Archives For lifeworld

Author Information: Kwang-Kuo Hwang, National Taiwan University,

Hwang, Kwang-Kuo. 2013. “The construction of culture-inclusive theories by multiple philosophical paradigms.” Social Epistemology Review and Reply Collective 2 (7) 46-58.

The PDF of the article gives specific page numbers. Shortlink:

Please refer to:


In his critical reply to my article, “Linking Science to Culture: Challenge to Psychologists” (Hwang 2013), Professor Allwood (2013) proposed a series of questions and queries about my strategies for the development of indigenous psychologies (IPs) in non-Western countries.  In general, his questions and queries below to three categories: (1) the different concepts of culture between the East and West; (2) the necessity of distinction between scientific microworlds and lifeworlds; (3) the philosophical ground for the construction of culture-inclusive theories. Since all those questions are crucial for mainstream psychologists (MPists) as well as indigenous psychologists (IPists) to understand how to construct culture-inclusive theories of psychology, I will deal with his questions one by one in terms of my approach of multiple philosophical paradigms. Continue Reading…

Author Information: Carl Martin Allwood, University of Gothenburg, Sweden

Allwood, Carl Martin. 2013. “The Role of Culture and Understanding in Research.” Social Epistemology Review and Reply Collective 2 (5) 1-11.

The PDF of the article gives specific page numbers. Shortlink:

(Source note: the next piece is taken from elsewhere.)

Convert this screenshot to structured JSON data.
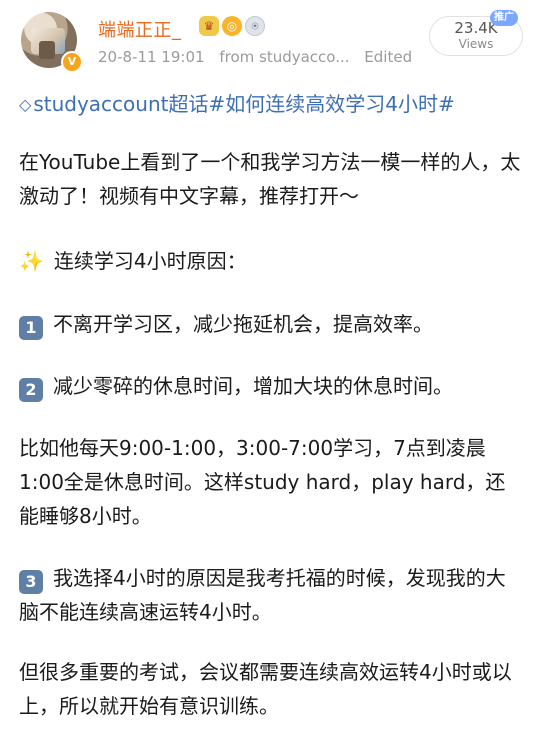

Please refer to: Hwang, Kwang-Kuo. 2013. “Linking science to culture: Challenge to psychologists.” Social Epistemology 27 (1): 105-122.

The generation of scientific knowledge is a central issue in the social epistemology of knowledge. How then, can the generation of scientific knowledge best be described? In the sociology of knowledge, science tends to be seen as closely linked to society at large and it is usually seen as the central task of the sociology of knowledge to investigate and analyze this relationship (Yearley 2005). Therefore it is of interest to read the article “Linking Science to Culture: Challenge to Psychologists” in Social Epistemology (Hwang 2013) where Professor Hwang claims that scientific knowledge is, or at least should be, constructed in a process whereby researchers create microworlds which he argues are completely separated from what he calls their “lifeworlds”. In this rejoinder I will scrutinize this and other claims and also answer some of the criticisms that he levels against my article on the culture concept used in the Indigenous Psychologies (Allwood 2011a, b; Hwang 2011). The indigenous psychologies (IPs) are psychology research programs that aim for the approach to be scientific but that see mainstream psychology as too Western, and specifically too US, in its cultural foundation. Instead the psychology developed should be rooted in the culture of the society being investigated. Continue Reading…